▶ WORK ITEM: Each line of the data must be written out again verbatim; no image belongs in the copy.

** Opening RECORDS SUPPLIED block **

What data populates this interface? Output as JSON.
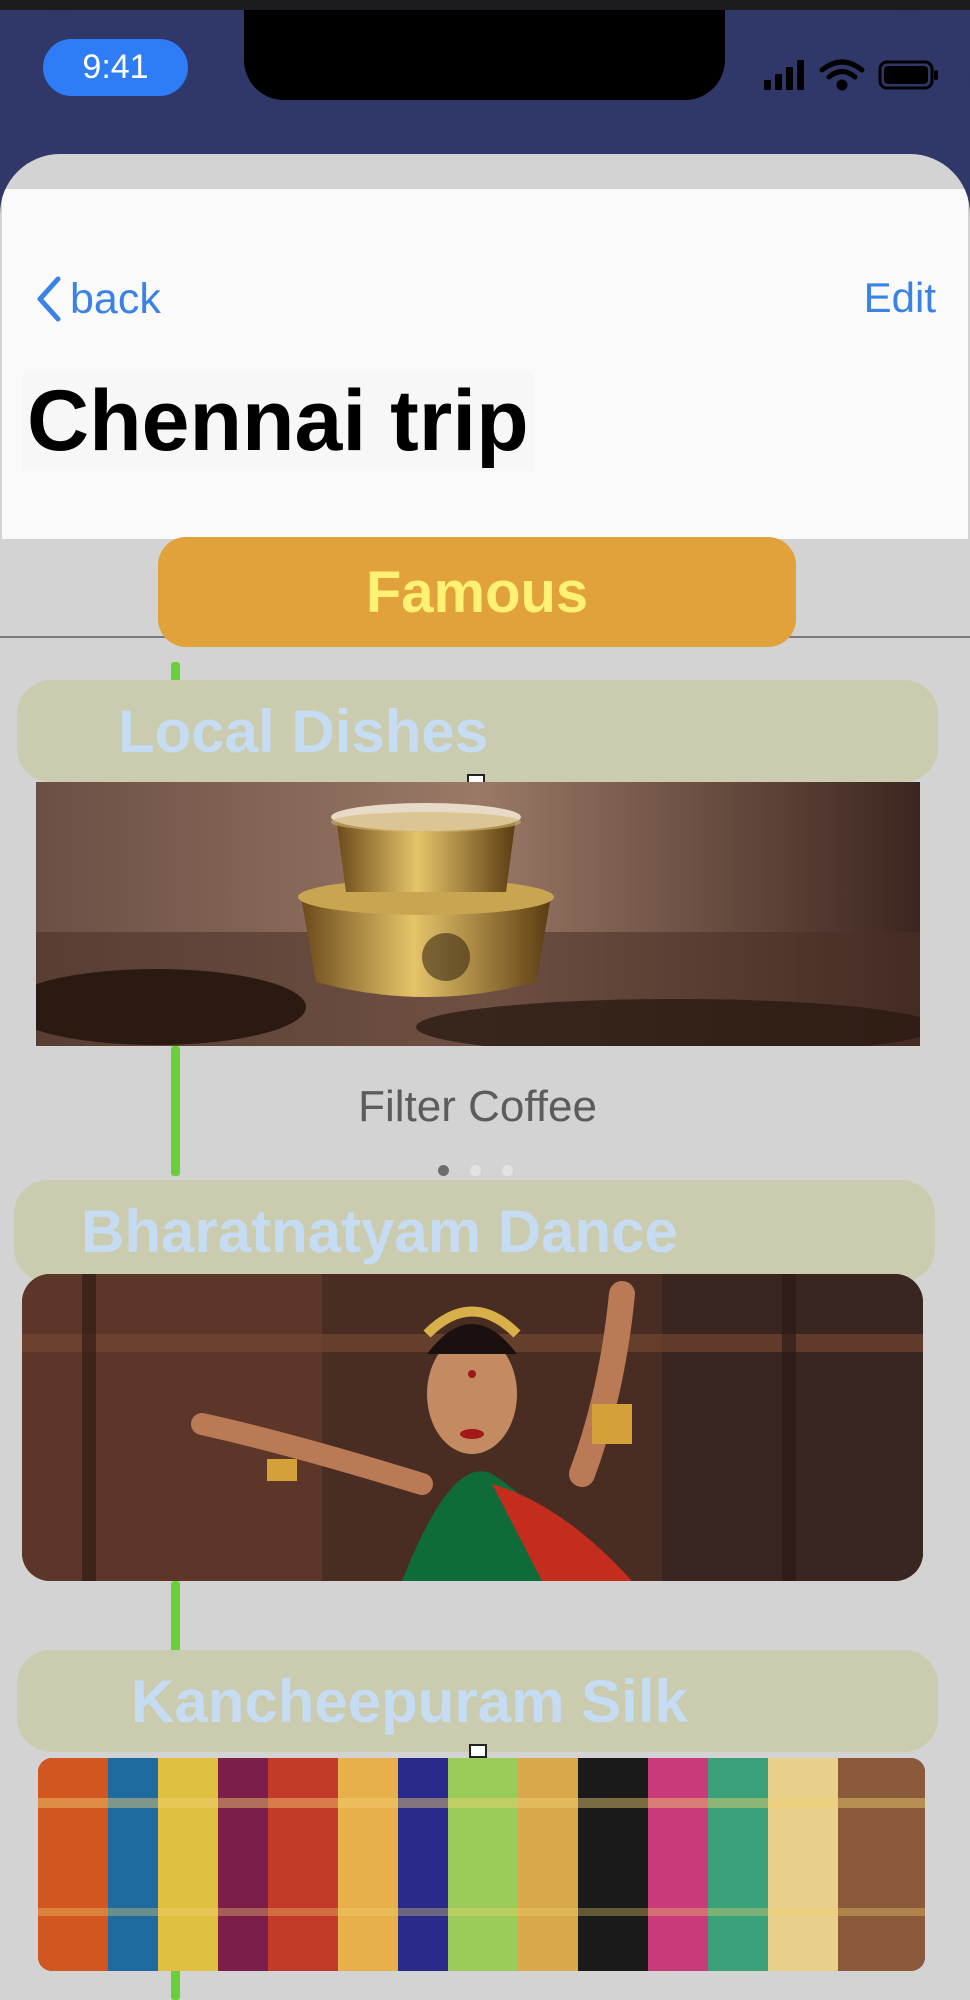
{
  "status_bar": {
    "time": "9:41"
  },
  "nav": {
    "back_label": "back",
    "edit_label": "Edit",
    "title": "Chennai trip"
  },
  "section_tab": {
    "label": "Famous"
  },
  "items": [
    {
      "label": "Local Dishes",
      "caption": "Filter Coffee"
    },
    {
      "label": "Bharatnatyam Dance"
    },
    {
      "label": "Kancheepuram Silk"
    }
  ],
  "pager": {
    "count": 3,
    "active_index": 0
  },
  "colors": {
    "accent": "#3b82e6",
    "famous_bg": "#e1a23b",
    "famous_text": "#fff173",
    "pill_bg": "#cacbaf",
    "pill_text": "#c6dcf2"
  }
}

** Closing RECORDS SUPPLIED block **

▶ EXERCISE OUTPUT:
What data populates this interface? Output as JSON.
{
  "status_bar": {
    "time": "9:41"
  },
  "nav": {
    "back_label": "back",
    "edit_label": "Edit",
    "title": "Chennai trip"
  },
  "section_tab": {
    "label": "Famous"
  },
  "items": [
    {
      "label": "Local Dishes",
      "caption": "Filter Coffee"
    },
    {
      "label": "Bharatnatyam Dance"
    },
    {
      "label": "Kancheepuram Silk"
    }
  ],
  "pager": {
    "count": 3,
    "active_index": 0
  },
  "colors": {
    "accent": "#3b82e6",
    "famous_bg": "#e1a23b",
    "famous_text": "#fff173",
    "pill_bg": "#cacbaf",
    "pill_text": "#c6dcf2"
  }
}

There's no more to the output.